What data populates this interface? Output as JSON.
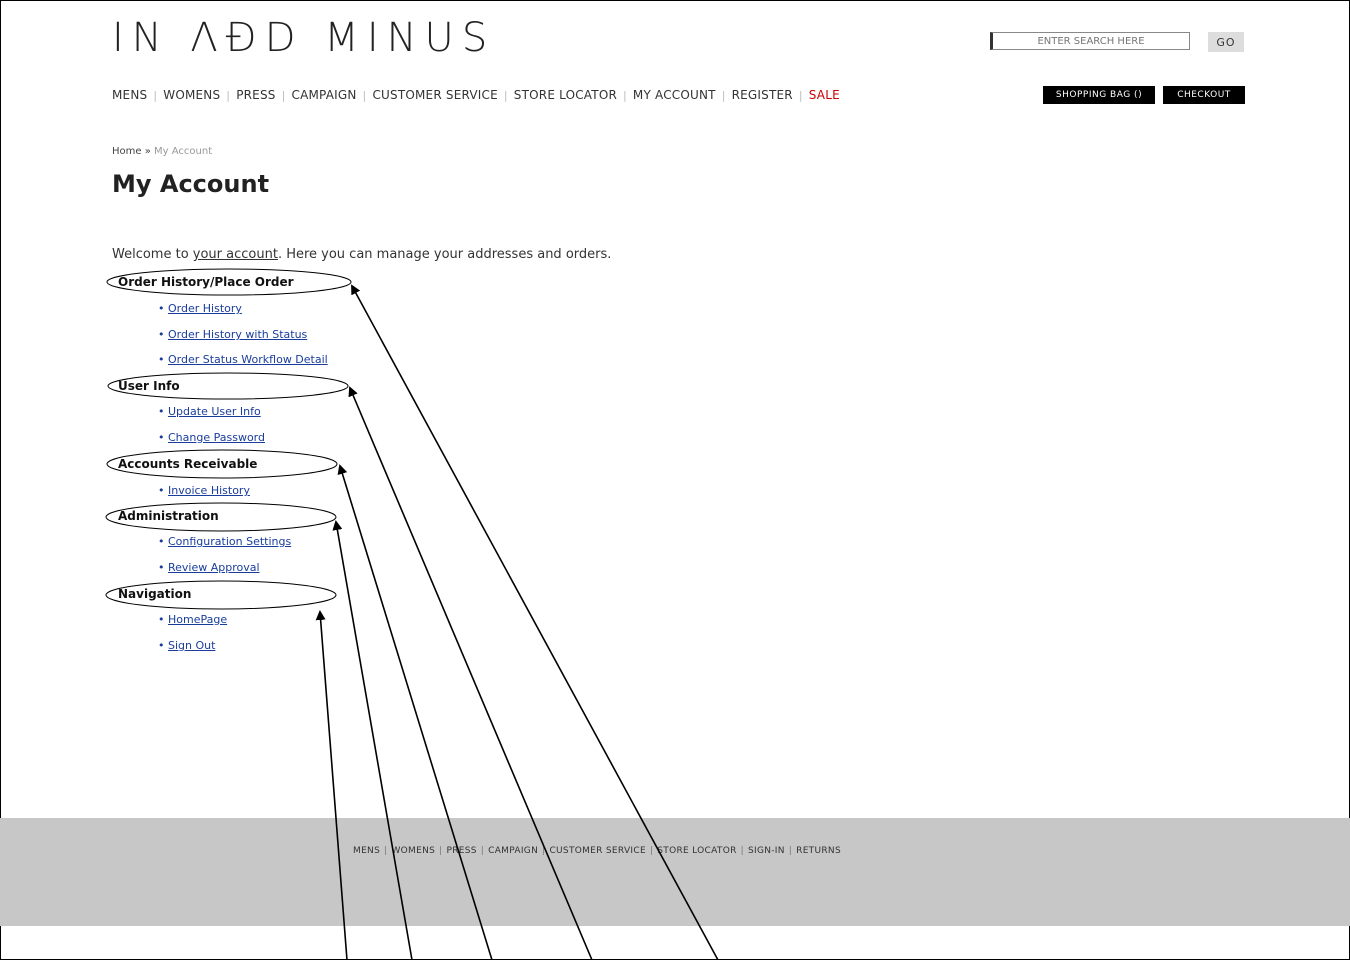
{
  "brand": {
    "logo_text": "IN ΛÐD MINUS"
  },
  "search": {
    "placeholder": "ENTER SEARCH HERE",
    "go_label": "GO"
  },
  "nav": {
    "items": [
      "MENS",
      "WOMENS",
      "PRESS",
      "CAMPAIGN",
      "CUSTOMER SERVICE",
      "STORE LOCATOR",
      "MY ACCOUNT",
      "REGISTER"
    ],
    "sale_label": "SALE",
    "separator": "|"
  },
  "actions": {
    "bag_label": "SHOPPING BAG ()",
    "checkout_label": "CHECKOUT"
  },
  "breadcrumb": {
    "home": "Home",
    "separator": "»",
    "current": "My Account"
  },
  "page": {
    "title": "My Account",
    "welcome_prefix": "Welcome to ",
    "welcome_link": "your account",
    "welcome_suffix": ". Here you can manage your addresses and orders."
  },
  "sections": [
    {
      "title": "Order History/Place Order",
      "links": [
        "Order History",
        "Order History with Status",
        "Order Status Workflow Detail"
      ]
    },
    {
      "title": "User Info",
      "links": [
        "Update User Info",
        "Change Password"
      ]
    },
    {
      "title": "Accounts Receivable",
      "links": [
        "Invoice History"
      ]
    },
    {
      "title": "Administration",
      "links": [
        "Configuration Settings",
        "Review Approval"
      ]
    },
    {
      "title": "Navigation",
      "links": [
        "HomePage",
        "Sign Out"
      ]
    }
  ],
  "footer": {
    "items": [
      "MENS",
      "WOMENS",
      "PRESS",
      "CAMPAIGN",
      "CUSTOMER SERVICE",
      "STORE LOCATOR",
      "SIGN-IN",
      "RETURNS"
    ]
  }
}
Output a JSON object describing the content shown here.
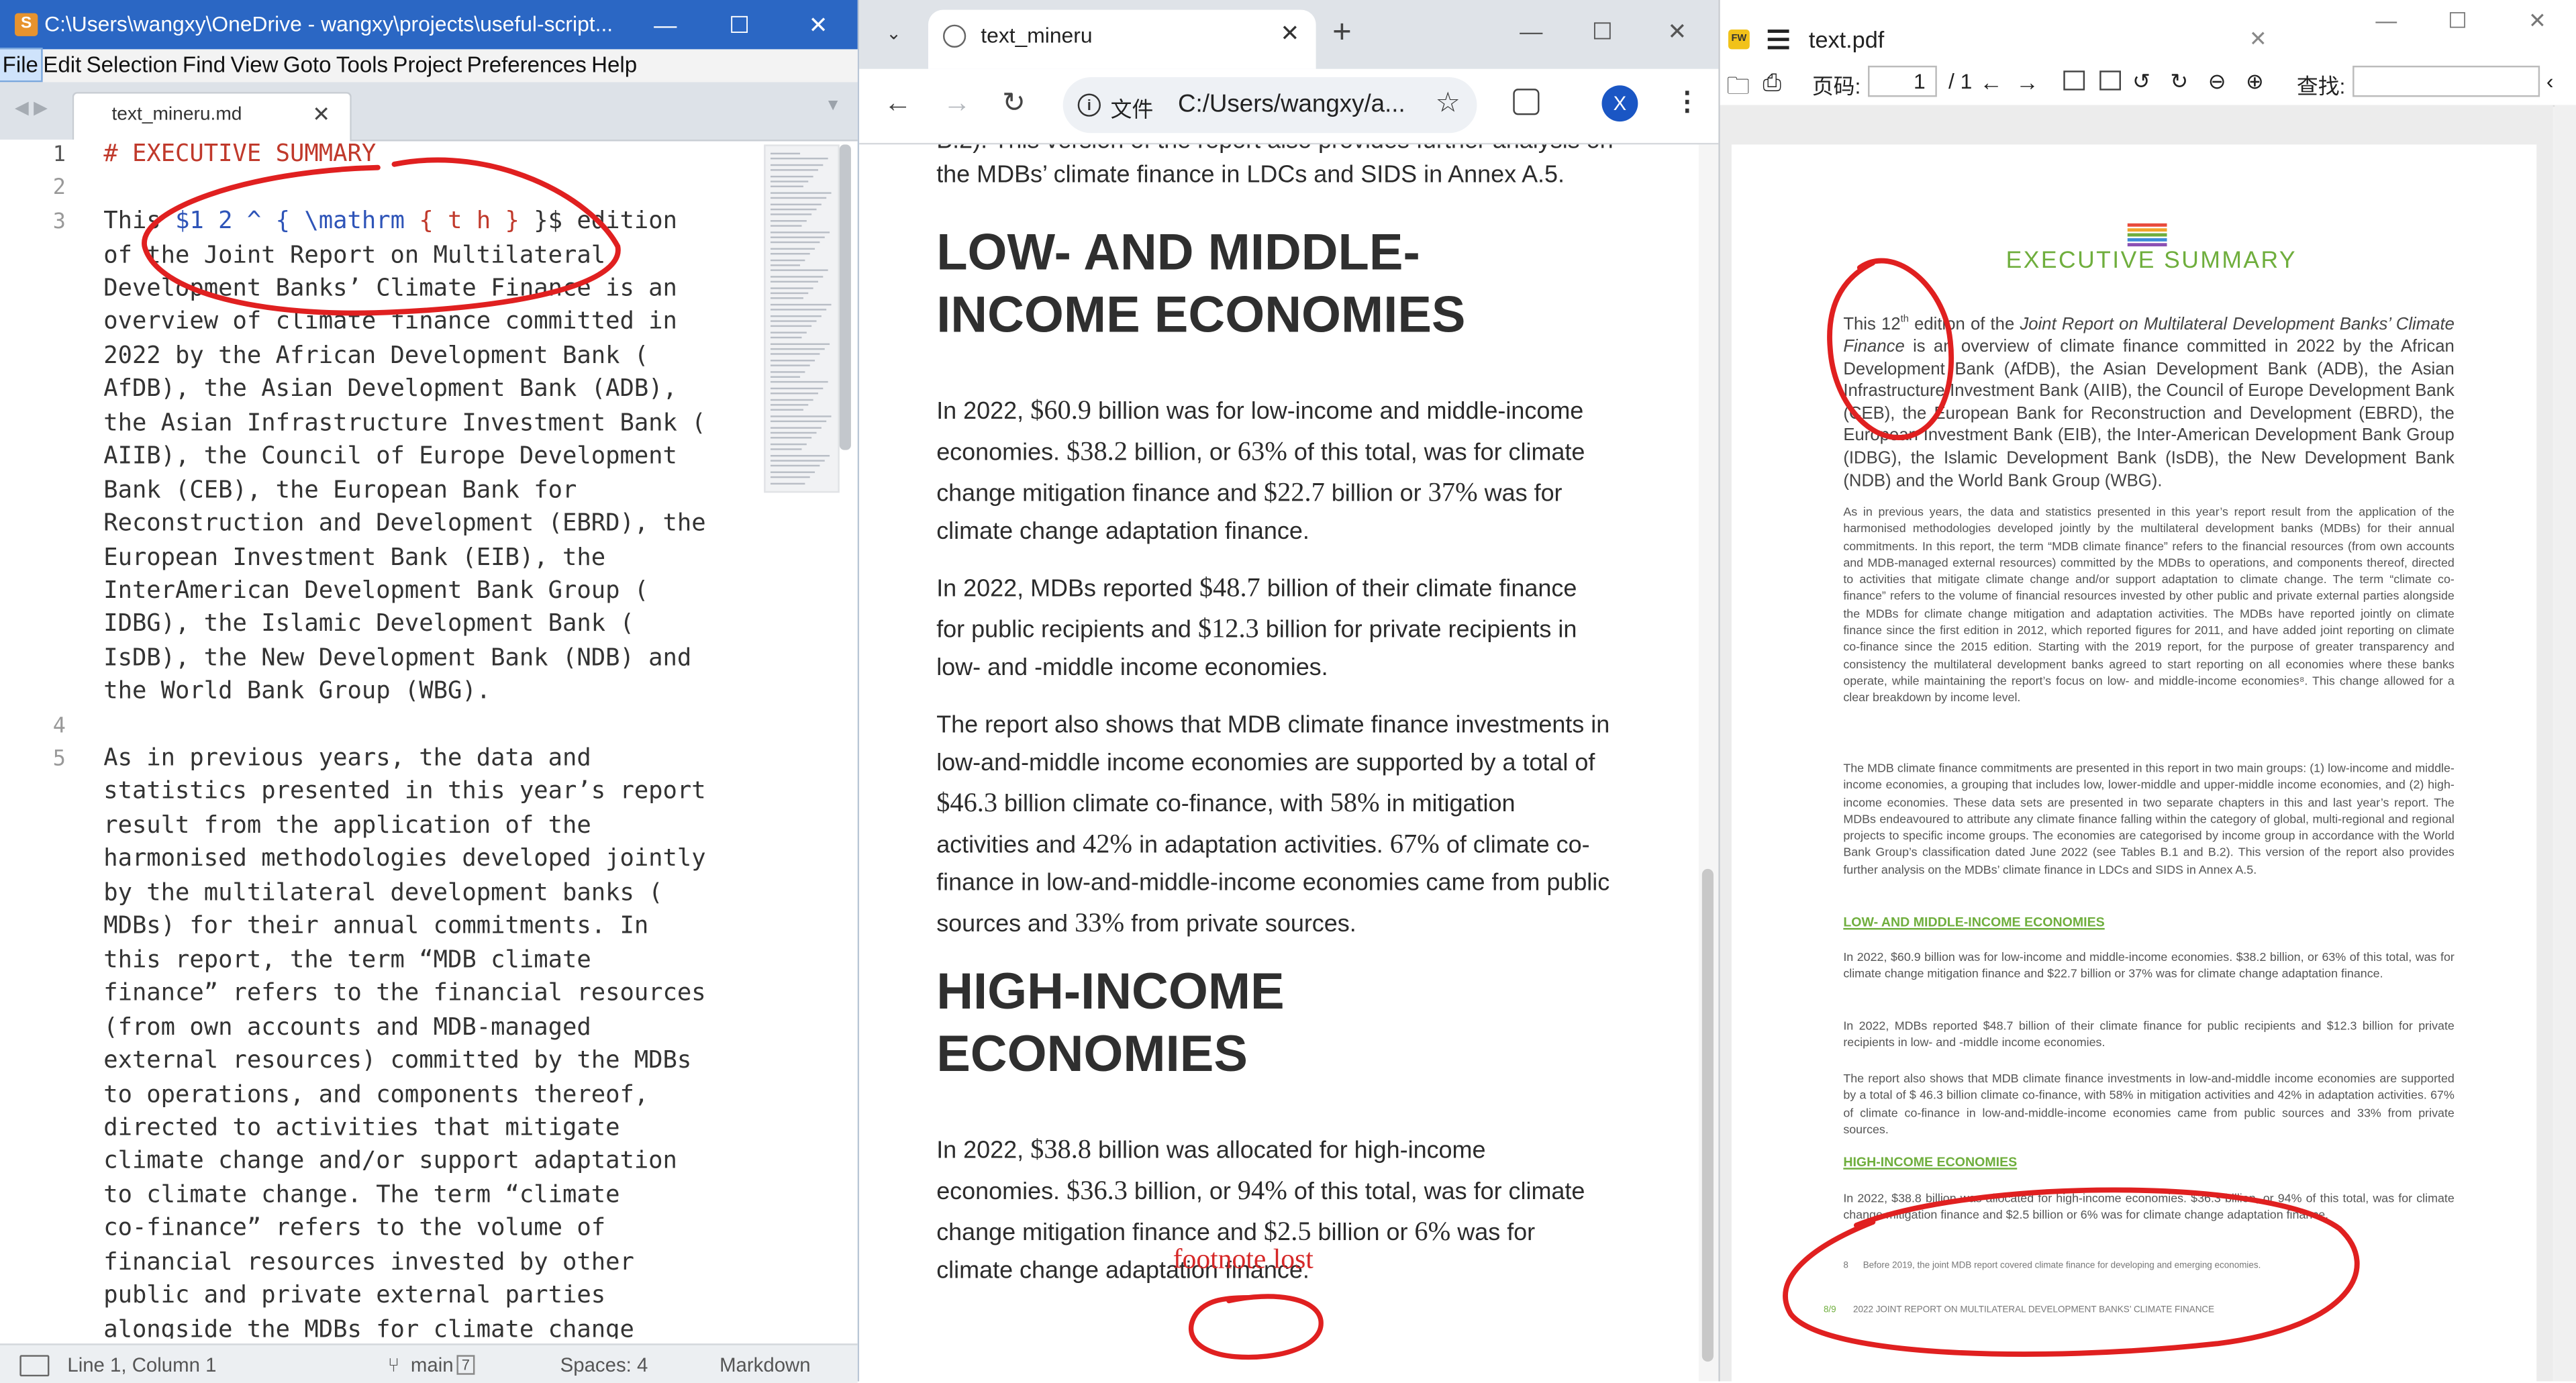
{
  "sublime": {
    "title": "C:\\Users\\wangxy\\OneDrive - wangxy\\projects\\useful-script...",
    "menu": [
      "File",
      "Edit",
      "Selection",
      "Find",
      "View",
      "Goto",
      "Tools",
      "Project",
      "Preferences",
      "Help"
    ],
    "tab_label": "text_mineru.md",
    "line_numbers": [
      "1",
      "2",
      "3",
      "4",
      "5"
    ],
    "code": {
      "l1_hash": "#",
      "l1_text": " EXECUTIVE SUMMARY",
      "l3a_pre": "This ",
      "l3a_math": "$1 2 ^ { \\mathrm",
      "l3a_brace": " { t h }",
      "l3a_post": " }$ edition",
      "wrapped_3": [
        "of the Joint Report on Multilateral",
        "Development Banks’ Climate Finance is an",
        "overview of climate finance committed in",
        "2022 by the African Development Bank (",
        "AfDB), the Asian Development Bank (ADB),",
        "the Asian Infrastructure Investment Bank (",
        "AIIB), the Council of Europe Development",
        "Bank (CEB), the European Bank for",
        "Reconstruction and Development (EBRD), the",
        "European Investment Bank (EIB), the",
        "InterAmerican Development Bank Group (",
        "IDBG), the Islamic Development Bank (",
        "IsDB), the New Development Bank (NDB) and",
        "the World Bank Group (WBG)."
      ],
      "wrapped_5": [
        "As in previous years, the data and",
        "statistics presented in this year’s report",
        "result from the application of the",
        "harmonised methodologies developed jointly",
        "by the multilateral development banks (",
        "MDBs) for their annual commitments. In",
        "this report, the term “MDB climate",
        "finance” refers to the financial resources",
        "(from own accounts and MDB-managed",
        "external resources) committed by the MDBs",
        "to operations, and components thereof,",
        "directed to activities that mitigate",
        "climate change and/or support adaptation",
        "to climate change. The term “climate",
        "co-finance” refers to the volume of",
        "financial resources invested by other",
        "public and private external parties",
        "alongside the MDBs for climate change"
      ]
    },
    "status": {
      "position": "Line 1, Column 1",
      "branch": "main",
      "branch_badge": "7",
      "indent": "Spaces: 4",
      "syntax": "Markdown"
    }
  },
  "chrome": {
    "tab_title": "text_mineru",
    "url_tag": "文件",
    "url": "C:/Users/wangxy/a...",
    "avatar_letter": "X",
    "partial_top_line": "B.2). This version of the report also provides further analysis on",
    "top_line": "the MDBs’ climate finance in LDCs and SIDS in Annex A.5.",
    "h2_low": [
      "LOW- AND MIDDLE-",
      "INCOME ECONOMIES"
    ],
    "h2_high": [
      "HIGH-INCOME",
      "ECONOMIES"
    ],
    "p1": {
      "a": "In 2022, ",
      "n1": "$60.9",
      "b": " billion was for low-income and middle-income economies. ",
      "n2": "$38.2",
      "c": " billion, or ",
      "n3": "63%",
      "d": " of this total, was for climate change mitigation finance and ",
      "n4": "$22.7",
      "e": " billion or ",
      "n5": "37%",
      "f": " was for climate change adaptation finance."
    },
    "p2": {
      "a": "In 2022, MDBs reported ",
      "n1": "$48.7",
      "b": " billion of their climate finance for public recipients and ",
      "n2": "$12.3",
      "c": " billion for private recipients in low- and -middle income economies."
    },
    "p3": {
      "a": "The report also shows that MDB climate finance investments in low-and-middle income economies are supported by a total of ",
      "n1": "$46.3",
      "b": " billion climate co-finance, with ",
      "n2": "58%",
      "c": " in mitigation activities and ",
      "n3": "42%",
      "d": " in adaptation activities. ",
      "n4": "67%",
      "e": " of climate co-finance in low-and-middle-income economies came from public sources and ",
      "n5": "33%",
      "f": " from private sources."
    },
    "p4": {
      "a": "In 2022, ",
      "n1": "$38.8",
      "b": " billion was allocated for high-income economies. ",
      "n2": "$36.3",
      "c": " billion, or ",
      "n3": "94%",
      "d": " of this total, was for climate change mitigation finance and ",
      "n4": "$2.5",
      "e": " billion or ",
      "n5": "6%",
      "f": " was for climate change adaptation finance."
    },
    "annotation": "footnote lost"
  },
  "pdf": {
    "title": "text.pdf",
    "page_label": "页码:",
    "page_value": "1",
    "page_total": "/ 1",
    "find_label": "查找:",
    "exec_title": "EXECUTIVE SUMMARY",
    "lead_a": "This 12",
    "lead_sup": "th",
    "lead_b": " edition of the ",
    "lead_italic": "Joint Report on Multilateral Development Banks’ Climate Finance",
    "lead_c": " is an overview of climate finance committed in 2022 by the African Development Bank (AfDB), the Asian Development Bank (ADB), the Asian Infrastructure Investment Bank (AIIB), the Council of Europe Development Bank (CEB), the European Bank for Reconstruction and Development (EBRD), the European Investment Bank (EIB), the Inter-American Development Bank Group (IDBG), the Islamic Development Bank (IsDB), the New Development Bank (NDB) and the World Bank Group (WBG).",
    "para2": "As in previous years, the data and statistics presented in this year’s report result from the application of the harmonised methodologies developed jointly by the multilateral development banks (MDBs) for their annual commitments. In this report, the term “MDB climate finance” refers to the financial resources (from own accounts and MDB-managed external resources) committed by the MDBs to operations, and components thereof, directed to activities that mitigate climate change and/or support adaptation to climate change. The term “climate co-finance” refers to the volume of financial resources invested by other public and private external parties alongside the MDBs for climate change mitigation and adaptation activities. The MDBs have reported jointly on climate finance since the first edition in 2012, which reported figures for 2011, and have added joint reporting on climate co-finance since the 2015 edition. Starting with the 2019 report, for the purpose of greater transparency and consistency the multilateral development banks agreed to start reporting on all economies where these banks operate, while maintaining the report’s focus on low- and middle-income economies⁸. This change allowed for a clear breakdown by income level.",
    "para3": "The MDB climate finance commitments are presented in this report in two main groups: (1) low-income and middle-income economies, a grouping that includes low, lower-middle and upper-middle income economies, and (2) high-income economies. These data sets are presented in two separate chapters in this and last year’s report. The MDBs endeavoured to attribute any climate finance falling within the category of global, multi-regional and regional projects to specific income groups. The economies are categorised by income group in accordance with the World Bank Group’s classification dated June 2022 (see Tables B.1 and B.2). This version of the report also provides further analysis on the MDBs’ climate finance in LDCs and SIDS in Annex A.5.",
    "sub1": "LOW- AND MIDDLE-INCOME ECONOMIES",
    "para4": "In 2022, $60.9 billion was for low-income and middle-income economies. $38.2 billion, or 63% of this total, was for climate change mitigation finance and $22.7 billion or 37% was for climate change adaptation finance.",
    "para5": "In 2022, MDBs reported $48.7 billion of their climate finance for public recipients and $12.3 billion for private recipients in low- and -middle income economies.",
    "para6": "The report also shows that MDB climate finance investments in low-and-middle income economies are supported by a total of $ 46.3 billion climate co-finance, with 58% in mitigation activities and 42% in adaptation activities. 67% of climate co-finance in low-and-middle-income economies came from public sources and 33% from private sources.",
    "sub2": "HIGH-INCOME ECONOMIES",
    "para7": "In 2022, $38.8 billion was allocated for high-income economies. $36.3 billion, or 94% of this total, was for climate change mitigation finance and $2.5 billion or 6% was for climate change adaptation finance.",
    "footnote_num": "8",
    "footnote": "Before 2019, the joint MDB report covered climate finance for developing and emerging economies.",
    "page_num": "8/9",
    "running_footer": "2022 JOINT REPORT ON MULTILATERAL DEVELOPMENT BANKS’ CLIMATE FINANCE"
  },
  "colors": {
    "sublime_title": "#2b67c4",
    "heading_red": "#c0392b",
    "math_blue": "#2e54b8",
    "pdf_green": "#6fae3d",
    "ink_red": "#e02020",
    "chrome_avatar": "#1a56c4"
  }
}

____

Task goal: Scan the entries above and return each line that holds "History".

Completed task:
      "title": "Order History/Place Order",
        "Order History",
        "Order History with Status",
        "Invoice History"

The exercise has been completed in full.